Aim of the task ▸
Search the material below for the word "premium". Copy every line that has it.
*** Opening Dataset entries ***
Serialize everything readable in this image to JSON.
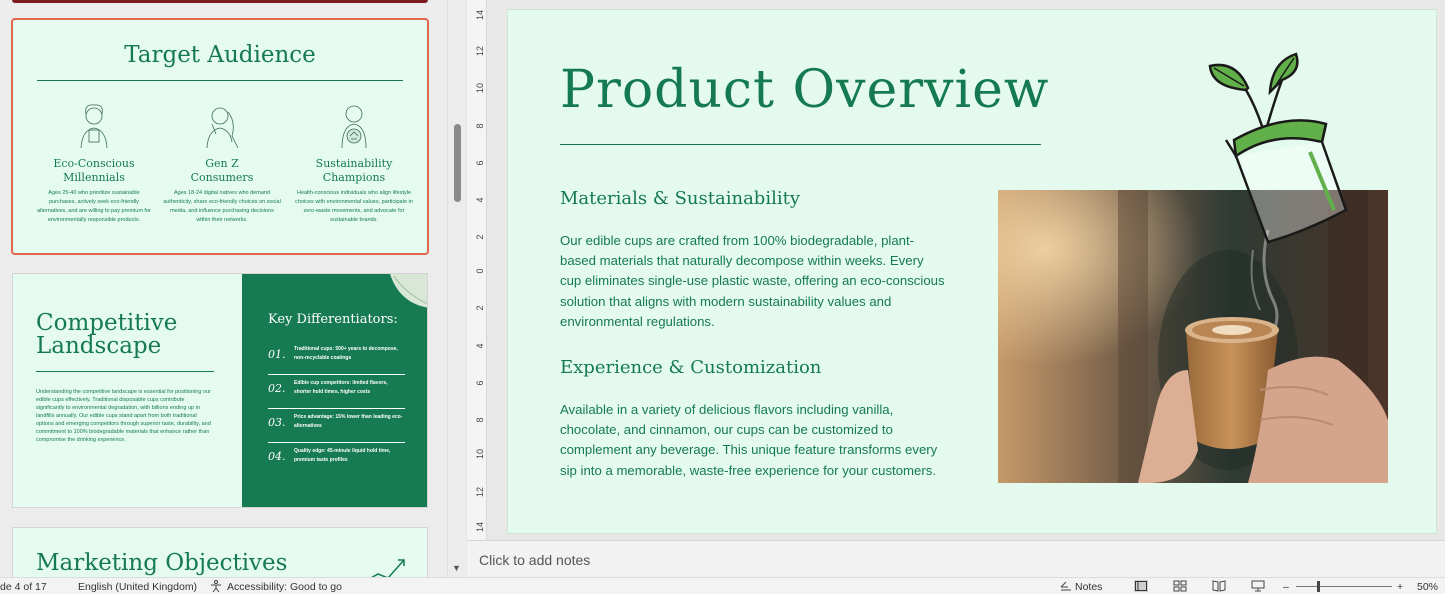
{
  "thumbnails": {
    "slide3": {
      "title": "Target Audience",
      "audiences": [
        {
          "name_line1": "Eco-Conscious",
          "name_line2": "Millennials",
          "desc": "Ages 25-40 who prioritize sustainable purchases, actively seek eco-friendly alternatives, and are willing to pay premium for environmentally responsible products."
        },
        {
          "name_line1": "Gen Z",
          "name_line2": "Consumers",
          "desc": "Ages 18-24 digital natives who demand authenticity, share eco-friendly choices on social media, and influence purchasing decisions within their networks."
        },
        {
          "name_line1": "Sustainability",
          "name_line2": "Champions",
          "desc": "Health-conscious individuals who align lifestyle choices with environmental values, participate in zero-waste movements, and advocate for sustainable brands."
        }
      ]
    },
    "slide4": {
      "title_line1": "Competitive",
      "title_line2": "Landscape",
      "body": "Understanding the competitive landscape is essential for positioning our edible cups effectively. Traditional disposable cups contribute significantly to environmental degradation, with billions ending up in landfills annually. Our edible cups stand apart from both traditional options and emerging competitors through superior taste, durability, and commitment to 100% biodegradable materials that enhance rather than compromise the drinking experience.",
      "key_title": "Key Differentiators:",
      "differentiators": [
        {
          "num": "01.",
          "text": "Traditional cups: 500+ years to decompose, non-recyclable coatings"
        },
        {
          "num": "02.",
          "text": "Edible cup competitors: limited flavors, shorter hold times, higher costs"
        },
        {
          "num": "03.",
          "text": "Price advantage: 15% lower than leading eco-alternatives"
        },
        {
          "num": "04.",
          "text": "Quality edge: 45-minute liquid hold time, premium taste profiles"
        }
      ]
    },
    "slide5": {
      "title": "Marketing Objectives"
    }
  },
  "ruler": {
    "labels": [
      "14",
      "12",
      "10",
      "8",
      "6",
      "4",
      "2",
      "0",
      "2",
      "4",
      "6",
      "8",
      "10",
      "12",
      "14"
    ]
  },
  "slide": {
    "heading": "Product Overview",
    "section1_title": "Materials & Sustainability",
    "section1_body": "Our edible cups are crafted from 100% biodegradable, plant-based materials that naturally decompose within weeks. Every cup eliminates single-use plastic waste, offering an eco-conscious solution that aligns with modern sustainability values and environmental regulations.",
    "section2_title": "Experience & Customization",
    "section2_body": "Available in a variety of delicious flavors including vanilla, chocolate, and cinnamon, our cups can be customized to complement any beverage. This unique feature transforms every sip into a memorable, waste-free experience for your customers."
  },
  "notes": {
    "placeholder": "Click to add notes"
  },
  "status": {
    "slide_counter": "de 4 of 17",
    "language": "English (United Kingdom)",
    "accessibility": "Accessibility: Good to go",
    "notes_label": "Notes",
    "zoom_minus": "–",
    "zoom_plus": "+",
    "zoom": "50%"
  },
  "colors": {
    "brand_green": "#157a52",
    "slide_bg": "#e4faee",
    "selection": "#e0664d"
  }
}
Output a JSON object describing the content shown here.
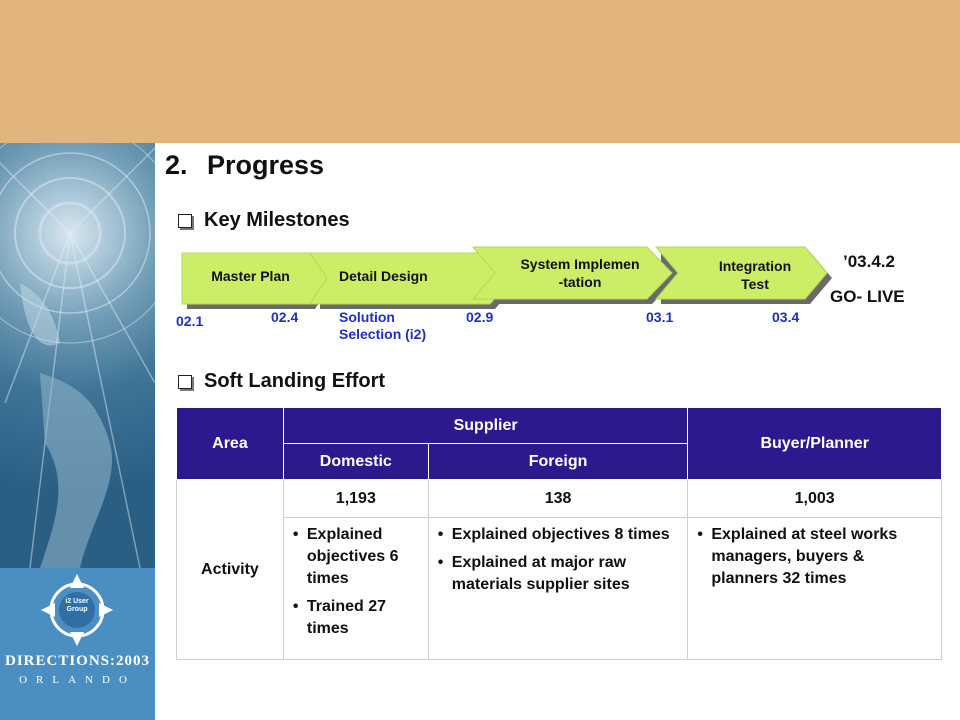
{
  "title": {
    "number": "2.",
    "text": "Progress"
  },
  "sections": {
    "milestones": "Key Milestones",
    "soft_landing": "Soft Landing Effort"
  },
  "milestones": {
    "phases": [
      "Master Plan",
      "Detail Design",
      "System Implemen\n-tation",
      "Integration\nTest"
    ],
    "dates": [
      "02.1",
      "02.4",
      "02.9",
      "03.1",
      "03.4"
    ],
    "note": "Solution\nSelection (i2)",
    "golive_date": "’03.4.2",
    "golive_label": "GO- LIVE"
  },
  "table": {
    "headers": {
      "area": "Area",
      "supplier": "Supplier",
      "buyer": "Buyer/Planner",
      "domestic": "Domestic",
      "foreign": "Foreign"
    },
    "row_label": "Activity",
    "counts": {
      "domestic": "1,193",
      "foreign": "138",
      "buyer": "1,003"
    },
    "details": {
      "domestic": [
        "Explained objectives 6 times",
        "Trained 27 times"
      ],
      "foreign": [
        "Explained objectives 8 times",
        "Explained at major raw materials supplier sites"
      ],
      "buyer": [
        "Explained at steel works managers, buyers & planners 32 times"
      ]
    }
  },
  "logo": {
    "badge": "i2 User Group",
    "event": "DIRECTIONS:2003",
    "city": "ORLANDO"
  },
  "colors": {
    "top_band": "#e1b57b",
    "arrow": "#ccee66",
    "header": "#2b1a8e",
    "date_blue": "#1f2fbf"
  }
}
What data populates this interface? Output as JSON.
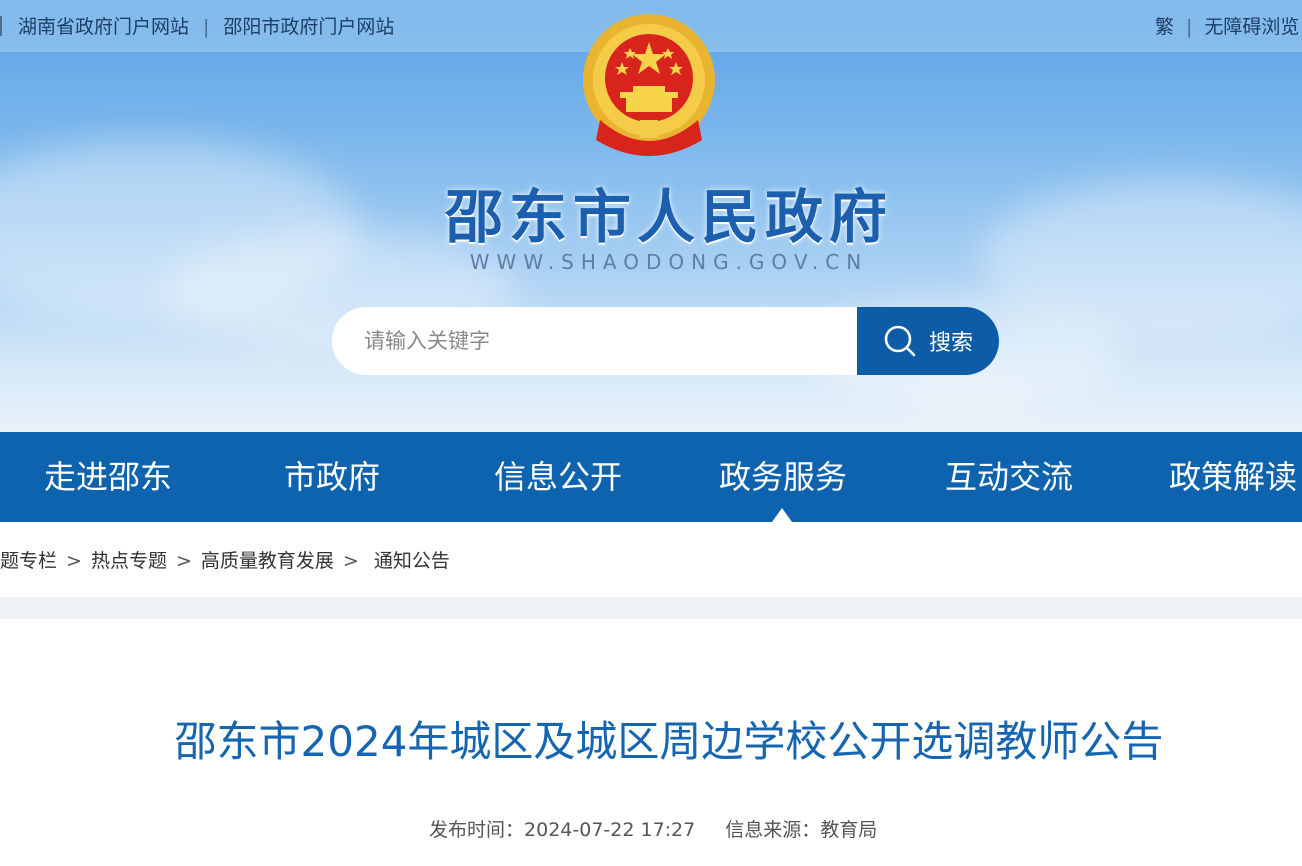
{
  "topbar": {
    "links_left": [
      "湖南省政府门户网站",
      "邵阳市政府门户网站"
    ],
    "traditional_label": "繁",
    "accessibility_label": "无障碍浏览"
  },
  "header": {
    "emblem_icon": "national-emblem-icon",
    "site_title": "邵东市人民政府",
    "site_url": "WWW.SHAODONG.GOV.CN"
  },
  "search": {
    "placeholder": "请输入关键字",
    "button_label": "搜索",
    "icon": "search-icon"
  },
  "nav": {
    "items": [
      "走进邵东",
      "市政府",
      "信息公开",
      "政务服务",
      "互动交流",
      "政策解读"
    ],
    "active": "政务服务"
  },
  "breadcrumb": {
    "items": [
      "题专栏",
      "热点专题",
      "高质量教育发展",
      "通知公告"
    ],
    "separator": ">"
  },
  "article": {
    "title": "邵东市2024年城区及城区周边学校公开选调教师公告",
    "published_label": "发布时间：",
    "published_value": "2024-07-22 17:27",
    "source_label": "信息来源：",
    "source_value": "教育局"
  },
  "colors": {
    "nav_bg": "#0d63ae",
    "title_blue": "#1565b0",
    "search_btn": "#0d5ca8"
  }
}
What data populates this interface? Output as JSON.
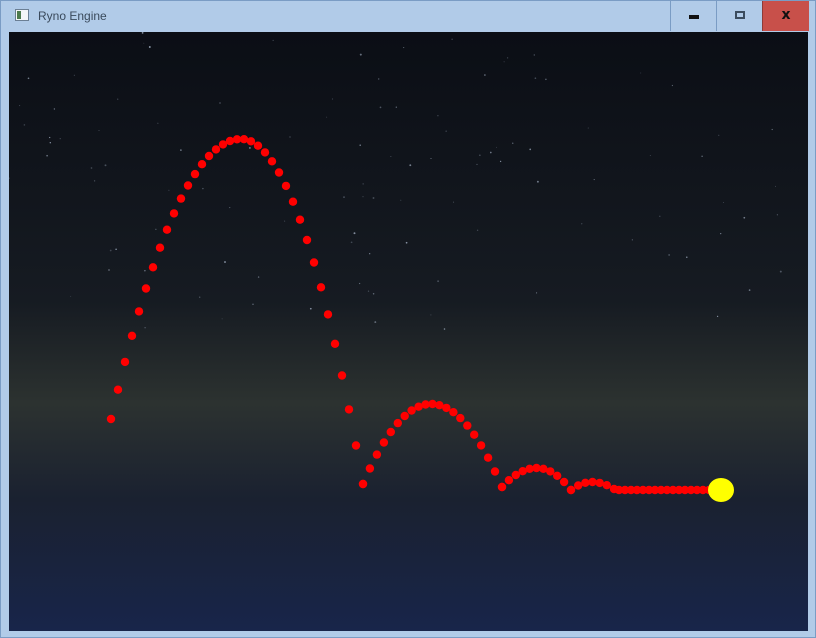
{
  "window": {
    "title": "Ryno Engine",
    "controls": {
      "minimize_icon": "minimize-icon",
      "maximize_icon": "maximize-icon",
      "close_label": "x"
    }
  },
  "scene": {
    "colors": {
      "sky_top": "#0b0e15",
      "sky_mid": "#161b22",
      "horizon_glow": "#2c3230",
      "sea_top": "#1a2130",
      "sea_bottom": "#18254a",
      "trail": "#ff0000",
      "ball": "#ffff00"
    }
  }
}
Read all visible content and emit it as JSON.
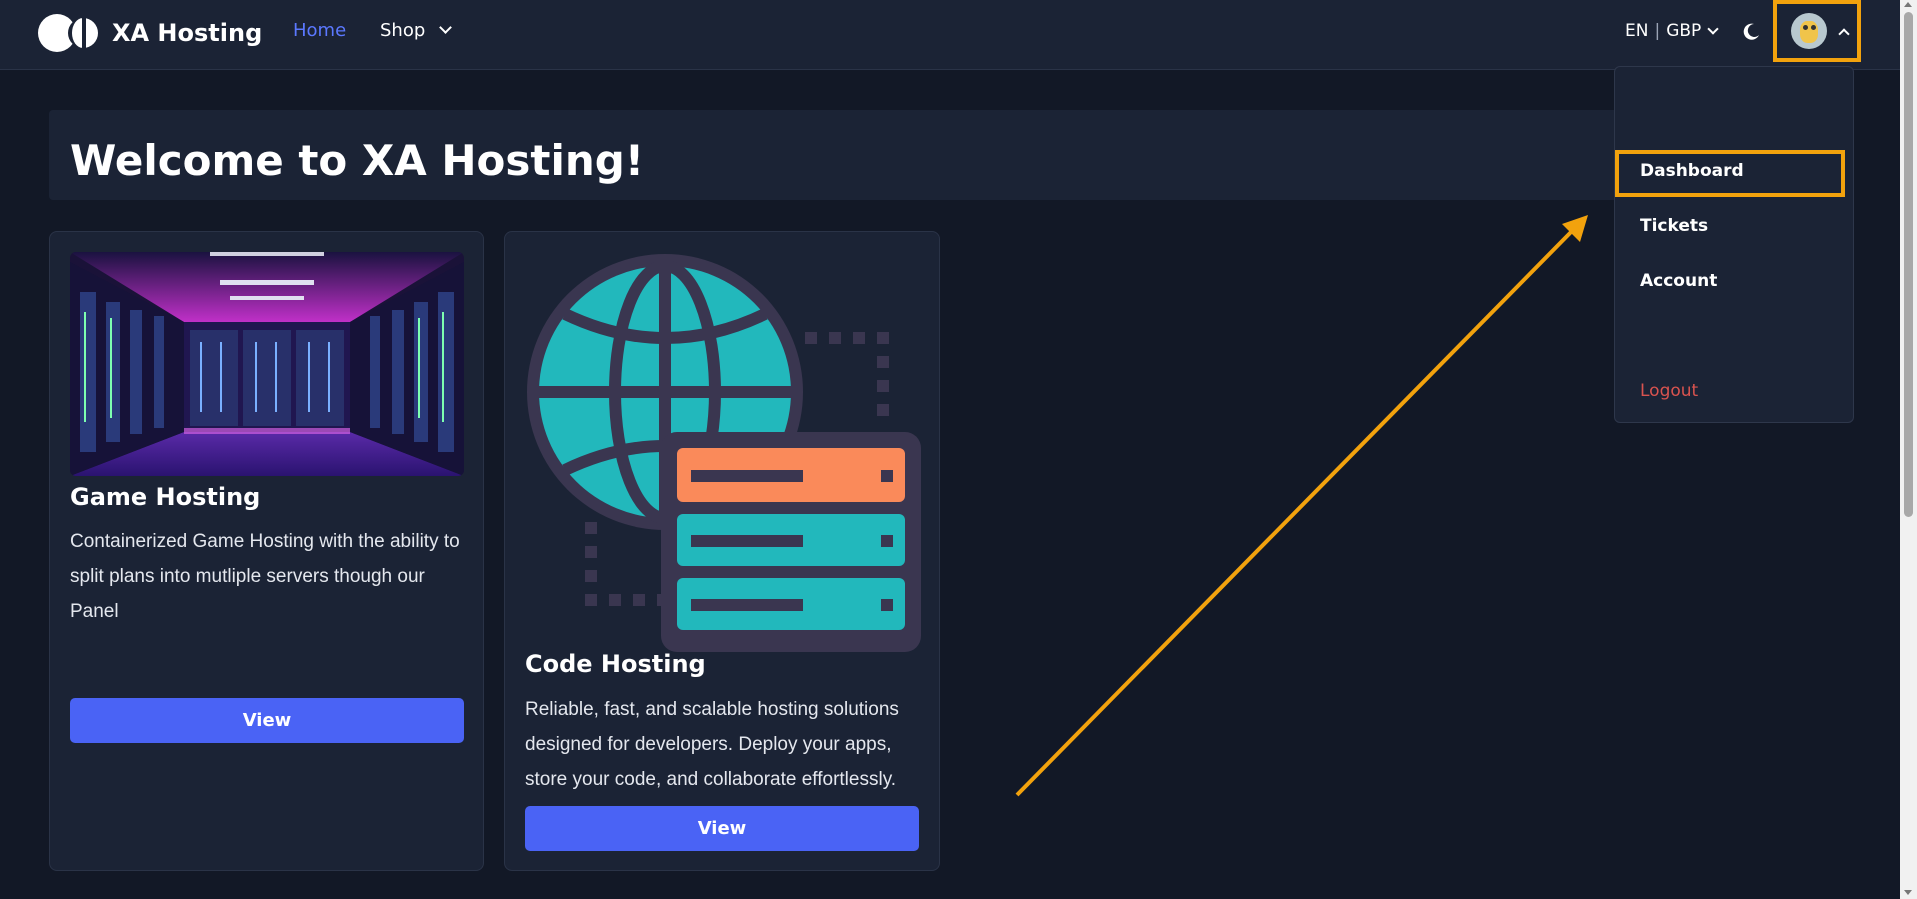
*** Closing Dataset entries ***
Task result ▸
          "desc": "Ages 25-40 who prioritize sustainable purchases, actively seek eco-friendly alternatives, and are willing to pay premium for environmentally responsible products."
          "text": "Quality edge: 45-minute liquid hold time, premium taste profiles"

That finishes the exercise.